Saturday 11 February 2012
The sound of the muezzin calling the faithful to second prayer from the nearest mosque saw us eating banana pancakes, a staple breakfast served to backpackers all throughout Asia. We had intended to climb the nearest volcano which sat at some 2040ft but rain and a pervading mist made it unsafe to do so. We decided instead to hail a minibus to the hot springs and soaked ourselves in the milky, sulphur laden hot water for nearly an hour, watching vents of steam erupt from the nearby hillside. I had left my silver necklace on that my girlfriend Therese Glasgow had given me for my previous birthday and as I emerged from the hot spring there was a collective gasp from the kids. 'Your necklace is black, mum!' - oh dear! Hopefully it polishes up again or I'll be in big trouble with the practicle Therese for being so absent minded! We had also watched as India's nose ring morphed fascinatingly from silver to purple to blue! My gold belly ring remained gold, the alloy being minuscule enough not to precipitate in a light coating with the sulphur. We were red like lobsters which inurred us to the chilly temperature and arctic winds howling around us. Faridah and Lise (mother) hadn't come into the hot spring because they we afraid they'd be too cold when they came out, but luckily this wasn't the case. Back at the guesthouse the car that Faridah had called to come from Medan (two hours drive away) hadn't yet turned up. She called the driver while we were packing and all of a sudden there was a great yelling down the hallway - we thought someone was being murdered but it turned out to be a ropable Faridahin full swing! Some idiot white person had chartered the car in the meantime for more than what Faridah had negotiated and the driver didn't even bother to call her and let her know. Several phone calls later she finally managed to summon another vehicle to take us on into Aceh. By mid afternoon the car still hadn't turned up, it was stuck in traffic with all the holiday goers - it was a Sunday - trying to get back home. Finally, late in the afternoon our car arrived for the 10 hour journey home to Lise's house in Air Dingin, west Sumatra! As we drove through the last bit of the Provence of North Sumatra and approached the border of Aceh there was an increasing number of Christian churches as if in defiance of the approaching fatwah on Christian churches. The churches were all labelled either GBKK (Gereja Batak Christian Catholic) or GKBP (Gereja Batak Christian Protestant) and interspersed with them were mosques. As we passed thru the elephant statue at the border into Aceh there were noticeably more coffee bushes planted out. Passing thru Sibulasalam (meaning nice place to live) we looked for a roadside restaurant. Our Acehnese driver took to us to one he was familiar with and stood outside looking at the glass window full of food.
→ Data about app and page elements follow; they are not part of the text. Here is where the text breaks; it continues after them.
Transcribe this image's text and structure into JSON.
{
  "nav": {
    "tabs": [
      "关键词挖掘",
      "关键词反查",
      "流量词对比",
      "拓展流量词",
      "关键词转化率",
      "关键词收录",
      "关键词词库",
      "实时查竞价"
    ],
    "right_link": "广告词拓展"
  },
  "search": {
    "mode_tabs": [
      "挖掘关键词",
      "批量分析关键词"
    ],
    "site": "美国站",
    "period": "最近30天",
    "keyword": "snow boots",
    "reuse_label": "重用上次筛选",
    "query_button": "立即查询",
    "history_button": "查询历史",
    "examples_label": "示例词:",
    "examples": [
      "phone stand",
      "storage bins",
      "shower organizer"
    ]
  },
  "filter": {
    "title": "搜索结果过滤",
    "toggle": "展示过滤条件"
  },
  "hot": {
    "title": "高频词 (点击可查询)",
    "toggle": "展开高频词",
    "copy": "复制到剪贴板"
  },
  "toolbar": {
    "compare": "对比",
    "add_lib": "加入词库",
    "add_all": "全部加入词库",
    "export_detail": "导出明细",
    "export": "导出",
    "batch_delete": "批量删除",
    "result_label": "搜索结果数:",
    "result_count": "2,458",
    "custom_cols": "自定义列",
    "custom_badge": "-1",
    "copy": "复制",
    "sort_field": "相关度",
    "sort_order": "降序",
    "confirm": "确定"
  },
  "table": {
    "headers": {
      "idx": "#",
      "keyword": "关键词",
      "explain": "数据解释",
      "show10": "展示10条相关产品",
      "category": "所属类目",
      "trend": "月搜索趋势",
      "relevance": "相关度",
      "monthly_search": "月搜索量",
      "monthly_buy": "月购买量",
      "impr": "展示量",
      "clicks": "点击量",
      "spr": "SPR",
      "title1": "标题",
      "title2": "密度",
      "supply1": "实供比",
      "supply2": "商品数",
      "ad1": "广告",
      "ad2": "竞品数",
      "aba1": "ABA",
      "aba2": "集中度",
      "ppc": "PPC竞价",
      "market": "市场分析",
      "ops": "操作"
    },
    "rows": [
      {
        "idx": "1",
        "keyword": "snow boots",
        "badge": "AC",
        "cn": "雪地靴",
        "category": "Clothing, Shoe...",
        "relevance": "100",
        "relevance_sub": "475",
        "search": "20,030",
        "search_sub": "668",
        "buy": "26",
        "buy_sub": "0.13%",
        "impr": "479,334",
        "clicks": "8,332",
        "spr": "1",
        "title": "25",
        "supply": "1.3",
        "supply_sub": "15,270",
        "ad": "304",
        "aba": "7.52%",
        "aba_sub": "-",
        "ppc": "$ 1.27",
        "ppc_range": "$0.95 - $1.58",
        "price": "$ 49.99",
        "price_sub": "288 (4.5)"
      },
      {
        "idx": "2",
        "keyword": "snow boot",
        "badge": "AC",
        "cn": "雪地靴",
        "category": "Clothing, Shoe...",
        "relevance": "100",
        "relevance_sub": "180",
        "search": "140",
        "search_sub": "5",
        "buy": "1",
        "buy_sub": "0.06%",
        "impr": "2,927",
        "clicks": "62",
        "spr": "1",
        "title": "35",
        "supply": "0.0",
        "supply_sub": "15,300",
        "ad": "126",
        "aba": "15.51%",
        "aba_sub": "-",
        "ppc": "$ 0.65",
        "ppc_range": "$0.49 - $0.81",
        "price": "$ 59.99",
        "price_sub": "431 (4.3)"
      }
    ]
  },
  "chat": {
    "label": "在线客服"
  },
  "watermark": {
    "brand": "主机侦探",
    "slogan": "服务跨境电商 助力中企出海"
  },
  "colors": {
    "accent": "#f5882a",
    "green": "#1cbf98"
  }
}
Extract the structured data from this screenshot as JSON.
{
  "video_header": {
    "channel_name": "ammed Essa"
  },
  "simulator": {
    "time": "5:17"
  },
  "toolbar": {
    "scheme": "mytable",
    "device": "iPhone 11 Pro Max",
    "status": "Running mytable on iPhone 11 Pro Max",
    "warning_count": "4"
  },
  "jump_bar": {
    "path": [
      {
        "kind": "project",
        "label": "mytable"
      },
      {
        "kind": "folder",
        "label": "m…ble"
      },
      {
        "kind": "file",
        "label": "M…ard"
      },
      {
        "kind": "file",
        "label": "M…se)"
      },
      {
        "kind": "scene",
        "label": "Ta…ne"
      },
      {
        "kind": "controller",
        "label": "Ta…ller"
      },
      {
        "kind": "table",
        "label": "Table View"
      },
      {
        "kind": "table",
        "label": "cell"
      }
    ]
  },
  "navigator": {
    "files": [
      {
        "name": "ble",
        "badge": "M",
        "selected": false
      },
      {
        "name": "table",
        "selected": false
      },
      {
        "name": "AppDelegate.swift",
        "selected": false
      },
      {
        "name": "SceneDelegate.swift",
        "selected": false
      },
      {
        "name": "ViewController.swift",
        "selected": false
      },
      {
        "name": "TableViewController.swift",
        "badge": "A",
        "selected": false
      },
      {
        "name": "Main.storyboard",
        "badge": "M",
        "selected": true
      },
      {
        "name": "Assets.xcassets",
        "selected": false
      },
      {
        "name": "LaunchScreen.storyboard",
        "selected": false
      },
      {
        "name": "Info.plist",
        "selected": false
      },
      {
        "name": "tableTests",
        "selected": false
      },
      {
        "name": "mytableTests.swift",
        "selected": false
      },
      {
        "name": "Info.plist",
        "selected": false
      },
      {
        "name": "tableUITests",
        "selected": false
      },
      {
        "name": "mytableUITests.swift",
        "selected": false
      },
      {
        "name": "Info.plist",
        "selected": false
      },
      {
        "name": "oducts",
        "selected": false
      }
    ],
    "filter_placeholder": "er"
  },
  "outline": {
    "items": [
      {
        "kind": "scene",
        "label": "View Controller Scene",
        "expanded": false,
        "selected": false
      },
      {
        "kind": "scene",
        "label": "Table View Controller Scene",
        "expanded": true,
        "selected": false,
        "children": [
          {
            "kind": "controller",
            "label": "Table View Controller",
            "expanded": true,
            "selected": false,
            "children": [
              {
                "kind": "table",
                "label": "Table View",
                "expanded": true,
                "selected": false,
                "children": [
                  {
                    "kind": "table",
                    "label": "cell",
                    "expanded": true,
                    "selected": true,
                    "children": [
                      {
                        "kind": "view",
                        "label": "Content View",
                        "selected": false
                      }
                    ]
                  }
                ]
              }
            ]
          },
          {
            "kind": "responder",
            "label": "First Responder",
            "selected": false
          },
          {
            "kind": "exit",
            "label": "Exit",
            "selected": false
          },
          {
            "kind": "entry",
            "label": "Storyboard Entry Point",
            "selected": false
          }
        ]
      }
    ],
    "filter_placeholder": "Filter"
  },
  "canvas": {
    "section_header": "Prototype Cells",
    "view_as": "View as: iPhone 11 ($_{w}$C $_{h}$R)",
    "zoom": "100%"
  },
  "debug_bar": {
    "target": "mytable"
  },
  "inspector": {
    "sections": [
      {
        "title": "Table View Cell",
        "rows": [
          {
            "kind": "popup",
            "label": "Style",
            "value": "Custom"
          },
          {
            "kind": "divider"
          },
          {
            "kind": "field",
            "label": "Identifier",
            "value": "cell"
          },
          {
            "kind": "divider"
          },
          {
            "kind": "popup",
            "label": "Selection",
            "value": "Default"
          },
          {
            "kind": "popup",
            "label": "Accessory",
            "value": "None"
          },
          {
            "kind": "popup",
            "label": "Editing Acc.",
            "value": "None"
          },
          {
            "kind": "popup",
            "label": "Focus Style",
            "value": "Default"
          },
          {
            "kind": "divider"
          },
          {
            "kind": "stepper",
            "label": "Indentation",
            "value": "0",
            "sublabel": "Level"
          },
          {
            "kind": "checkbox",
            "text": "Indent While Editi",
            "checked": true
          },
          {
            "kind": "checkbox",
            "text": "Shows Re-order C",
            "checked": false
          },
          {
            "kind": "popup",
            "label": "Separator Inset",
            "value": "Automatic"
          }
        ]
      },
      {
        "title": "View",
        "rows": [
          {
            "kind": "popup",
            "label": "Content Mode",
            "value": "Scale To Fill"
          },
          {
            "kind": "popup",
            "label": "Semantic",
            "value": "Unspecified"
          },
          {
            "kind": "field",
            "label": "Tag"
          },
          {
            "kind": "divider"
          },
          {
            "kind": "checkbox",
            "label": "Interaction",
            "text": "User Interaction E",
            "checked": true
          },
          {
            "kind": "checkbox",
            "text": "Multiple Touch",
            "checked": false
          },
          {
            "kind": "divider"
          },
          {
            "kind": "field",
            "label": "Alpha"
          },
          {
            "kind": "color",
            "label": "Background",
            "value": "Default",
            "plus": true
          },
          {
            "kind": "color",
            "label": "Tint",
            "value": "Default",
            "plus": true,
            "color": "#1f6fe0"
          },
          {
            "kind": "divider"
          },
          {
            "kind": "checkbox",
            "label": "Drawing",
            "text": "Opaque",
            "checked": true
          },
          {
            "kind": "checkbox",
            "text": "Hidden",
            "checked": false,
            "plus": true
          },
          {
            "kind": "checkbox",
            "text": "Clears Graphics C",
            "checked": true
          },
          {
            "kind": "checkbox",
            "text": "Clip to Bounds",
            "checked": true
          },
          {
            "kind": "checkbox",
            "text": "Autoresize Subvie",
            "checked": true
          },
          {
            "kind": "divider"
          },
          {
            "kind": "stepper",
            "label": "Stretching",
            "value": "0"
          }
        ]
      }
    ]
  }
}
We went inside and sat down then Lise said 'Well you know normally one goes up and helps oneself to whatever one wants in these Acehnese places you know'. 'Oh!' I replied 'Buffet style, why didn't you say so!' I replied and we all stood up and filed over to the food much to the drivers relief. He thought we had sat down at the table because we didn't want to eat the food. There was selection of various fishes, kankung, rice in a gigantic rice cooker and various fried eggs, omeletes and other goodies. The food was delicious, the restaurant full of mainly men watching how us curiously. Back on the road I thought 'Gee, we seem to be racing along here!' I glanced at the speedo. It sat on 200km/hr! Holy f***! I felt like vomiting as we veered past chickens, goats and dogs, motorbikes and other cars. Later on Lise put her GPS on and measured the speed we were doing and we discovered the speedo was in fact faulty and we were only doing half the indicated speed. 'Does that make you feel better?' she asked. 'Oh yeah!' I replied, 'Just great!'. We finally made it to Lise and Faridahs house just after midnight.